These teams only hang banners for championships, and they're usually in big groups.
Multiple titles are the only metric of success, the only validation still interesting to Bryant and Pierce. Bryant is trying to accomplish the rarest of NBA feats for the second time in his career, while Pierce's Celtics get their first chance when the NBA Finals begin Thursday night at Staples Center.
"It's going to mean everything for my career, because a lot of guys have won one, and not many have won a couple," Pierce said Wednesday.
Pro basketball's most successful franchises are together in the NBA Finals for the second time in three years and the 12th time overall. These teams will have won 33 of the league's 64 titles when they finish a potentially fascinating series with plenty of modern subplots.

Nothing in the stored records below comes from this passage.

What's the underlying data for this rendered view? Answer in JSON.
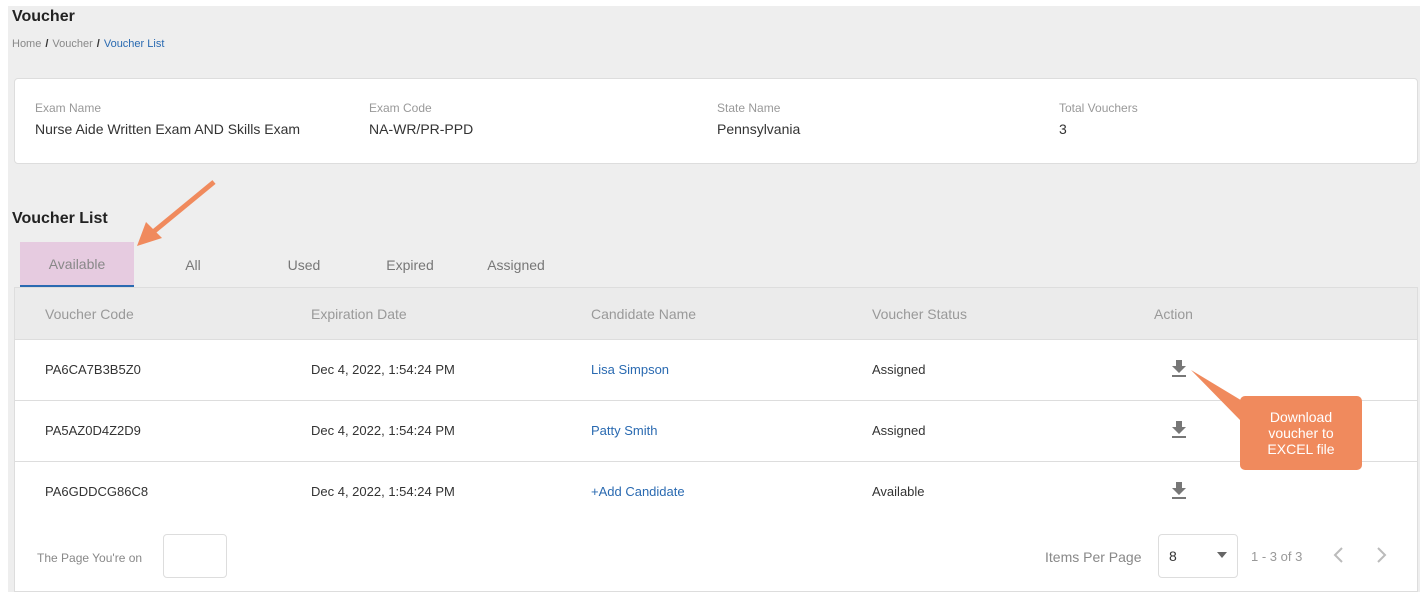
{
  "page": {
    "title": "Voucher",
    "breadcrumb": {
      "home": "Home",
      "sep": "/",
      "voucher": "Voucher",
      "current": "Voucher List"
    }
  },
  "exam_info": {
    "exam_name_label": "Exam Name",
    "exam_name": "Nurse Aide Written Exam AND Skills Exam",
    "exam_code_label": "Exam Code",
    "exam_code": "NA-WR/PR-PPD",
    "state_name_label": "State Name",
    "state_name": "Pennsylvania",
    "total_vouchers_label": "Total Vouchers",
    "total_vouchers": "3"
  },
  "voucher_list": {
    "title": "Voucher List",
    "tabs": [
      {
        "label": "Available",
        "active": true
      },
      {
        "label": "All",
        "active": false
      },
      {
        "label": "Used",
        "active": false
      },
      {
        "label": "Expired",
        "active": false
      },
      {
        "label": "Assigned",
        "active": false
      }
    ],
    "columns": [
      "Voucher Code",
      "Expiration Date",
      "Candidate Name",
      "Voucher Status",
      "Action"
    ],
    "rows": [
      {
        "code": "PA6CA7B3B5Z0",
        "expiration": "Dec 4, 2022, 1:54:24 PM",
        "candidate": "Lisa Simpson",
        "status": "Assigned",
        "action_icon": "download-icon"
      },
      {
        "code": "PA5AZ0D4Z2D9",
        "expiration": "Dec 4, 2022, 1:54:24 PM",
        "candidate": "Patty Smith",
        "status": "Assigned",
        "action_icon": "download-icon"
      },
      {
        "code": "PA6GDDCG86C8",
        "expiration": "Dec 4, 2022, 1:54:24 PM",
        "candidate": "+Add Candidate",
        "status": "Available",
        "action_icon": "download-icon"
      }
    ]
  },
  "pagination": {
    "page_label": "The Page You're on",
    "page_input_value": "",
    "items_per_page_label": "Items Per Page",
    "items_per_page": "8",
    "range": "1 - 3 of 3",
    "prev_icon": "chevron-left-icon",
    "next_icon": "chevron-right-icon"
  },
  "annotation": {
    "callout": "Download voucher to EXCEL file",
    "color": "#f08a5d"
  },
  "colors": {
    "link": "#2a6ab1",
    "active_tab_bg": "#e6cbe0",
    "page_bg": "#eeeeee"
  }
}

"We're always focused on winning a championship," Bryant said. "And when you do it, you want to do it again and again."
Bryant is enjoying a dynamic postseason despite hobbling through injuries during a third straight Finals run by his remarkably steady Lakers, who are 8-0 at home in the playoffs and haven't even trailed in a series.
Boston's rise from a 50-win regular season as a No. 4 seed has been even more surprising, with Rajon Rondo making a quantum leap into stardom during what might be the last stand for Boston's Big Three of Pierce, Kevin Garnett and Ray Allen.
But on the biggest scoreboard of all, the one these players claim they seldom check, it's Celtics 17 titles, Lakers 15. Don't expect fans in either basketball-crazy city to forget that score when their team takes it all again.
Only nine NBA teams have won more than one title, and just five franchises besides the Lakers and Celtics repeated as champions within the same half-decade.
Allen got a perspective on the achievement from no less an authority than Michael Jordan during a conversation last week.
"He told me, 'The first one you win, you're lucky," ' Allen said with a grin. "I didn't win six, so I don't know what it feels like to be able to do it that many times. . . . It adds to your [legacy] to be able to be here and say that you won multiple times."